Porcelain crabs tend to live together in groups of males, females, and juveniles. Within these groups, several dominant males are responsible for most of the breeding.1 Females usually have 2 broods per year.1
Have pelagic zoeal larvae with large, inflexible rostral spines that are important for protection against predation. In its larval stage, it uses its first two maxillipeds to swim.3 The larvae then develop into a megalopa form (glaucathoe). Once megalopae come in contact with adults, they lose the ability to swim and begin acting like juveniles. However, they do not molt until a week or more later. Juveniles have been found to associate closely with adults (even without kinship), sometimes hiding underneath them for protection.4
Mainly filter feed using long setae, mainly feeding on diatoms. Also, sweep up food from rock surfaces using setal tufts on claws.1
The porcelain crab is an Anomuran, however, unlike other Anomuran crabs, the undersized 5th pair of appendages can clearly be seen in porcelain crabs.1 If threatened or disturbed, the porcelain crab can drop one of its appendages, which will eventually grow back2 and unlike the similar species, P. cinctipes, the dropped claw can continue to pinch.1 Some members of the genus Porcellanidae have a unique decalcified area (“leg membranes”) on their walking legs that act as respiratory structures during times of increased metabolic demands.
No known commercial value.
 Cowles, Dave. Petrolisthes eriomerus Stimpson, 1871. 2005. http://www.rosario.wwc.edu/inverts/Arthropoda/Crustacea/Malacostraca/Eumalacostraca/Eucarida/Decapoda/Anomura/Family_Porcellanidae/Petrolisthes_eriomerus.html; 7 May 2007.
 Adams, Mary Jo. Petrolisthes eriomerus (Porcelain crab). December 5, 2005. http://www.beachwatchers.wsu.edu/ezidweb/animals/Petrolisthes.htm; 23 April 2007.
 Marine Invertebrate Zoology Class. Invertebrates in the Plankton: Arthropoda. Friday Harbor, 2000. http://depts.washington.edu/fhl/zoo432/plankton/plarthropoda/plarthropoda.html; 23 April 2007.
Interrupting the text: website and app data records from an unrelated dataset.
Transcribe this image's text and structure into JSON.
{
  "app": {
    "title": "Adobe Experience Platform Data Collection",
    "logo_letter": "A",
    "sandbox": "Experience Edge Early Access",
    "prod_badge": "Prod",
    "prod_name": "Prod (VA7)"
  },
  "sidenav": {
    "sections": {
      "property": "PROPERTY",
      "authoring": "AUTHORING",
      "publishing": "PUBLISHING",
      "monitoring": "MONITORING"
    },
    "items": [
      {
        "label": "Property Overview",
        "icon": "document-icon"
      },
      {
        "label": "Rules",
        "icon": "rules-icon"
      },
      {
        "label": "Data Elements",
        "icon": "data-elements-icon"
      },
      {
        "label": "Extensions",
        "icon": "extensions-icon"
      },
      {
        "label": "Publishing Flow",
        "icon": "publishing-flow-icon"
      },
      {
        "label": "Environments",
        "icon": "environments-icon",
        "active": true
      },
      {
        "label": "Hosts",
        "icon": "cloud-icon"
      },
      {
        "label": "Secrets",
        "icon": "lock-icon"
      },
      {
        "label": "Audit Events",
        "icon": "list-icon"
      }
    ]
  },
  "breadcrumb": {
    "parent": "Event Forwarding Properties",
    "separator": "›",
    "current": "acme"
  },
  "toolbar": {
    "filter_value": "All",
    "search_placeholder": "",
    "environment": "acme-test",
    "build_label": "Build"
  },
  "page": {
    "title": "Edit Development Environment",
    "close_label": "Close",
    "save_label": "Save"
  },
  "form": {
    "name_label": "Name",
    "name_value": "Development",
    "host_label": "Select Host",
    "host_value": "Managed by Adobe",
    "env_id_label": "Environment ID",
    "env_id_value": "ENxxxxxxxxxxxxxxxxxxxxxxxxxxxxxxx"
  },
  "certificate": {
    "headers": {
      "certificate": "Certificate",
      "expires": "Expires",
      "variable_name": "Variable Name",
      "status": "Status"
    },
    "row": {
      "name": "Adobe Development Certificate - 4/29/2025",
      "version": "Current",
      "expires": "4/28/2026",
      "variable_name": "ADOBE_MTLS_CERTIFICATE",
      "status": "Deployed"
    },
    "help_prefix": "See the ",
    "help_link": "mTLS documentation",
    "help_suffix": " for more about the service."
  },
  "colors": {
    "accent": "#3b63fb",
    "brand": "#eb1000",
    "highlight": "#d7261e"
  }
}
 Jensen, Greg C. Competition, settlement behavior, and post-settlement aggregation by the Porcelain crab. Journal of Exp Marine Biology and Ecology. 153(1): 49-61.
 Stillman, Jonathan H. Evolutionary History and Adaptive Significance of Respiratory Structures on the Legs of Intertidal Porcelain Crabs, Genus Petrolisthe, Physiological and Biochemical Zoology 73(1):86–96. 2000.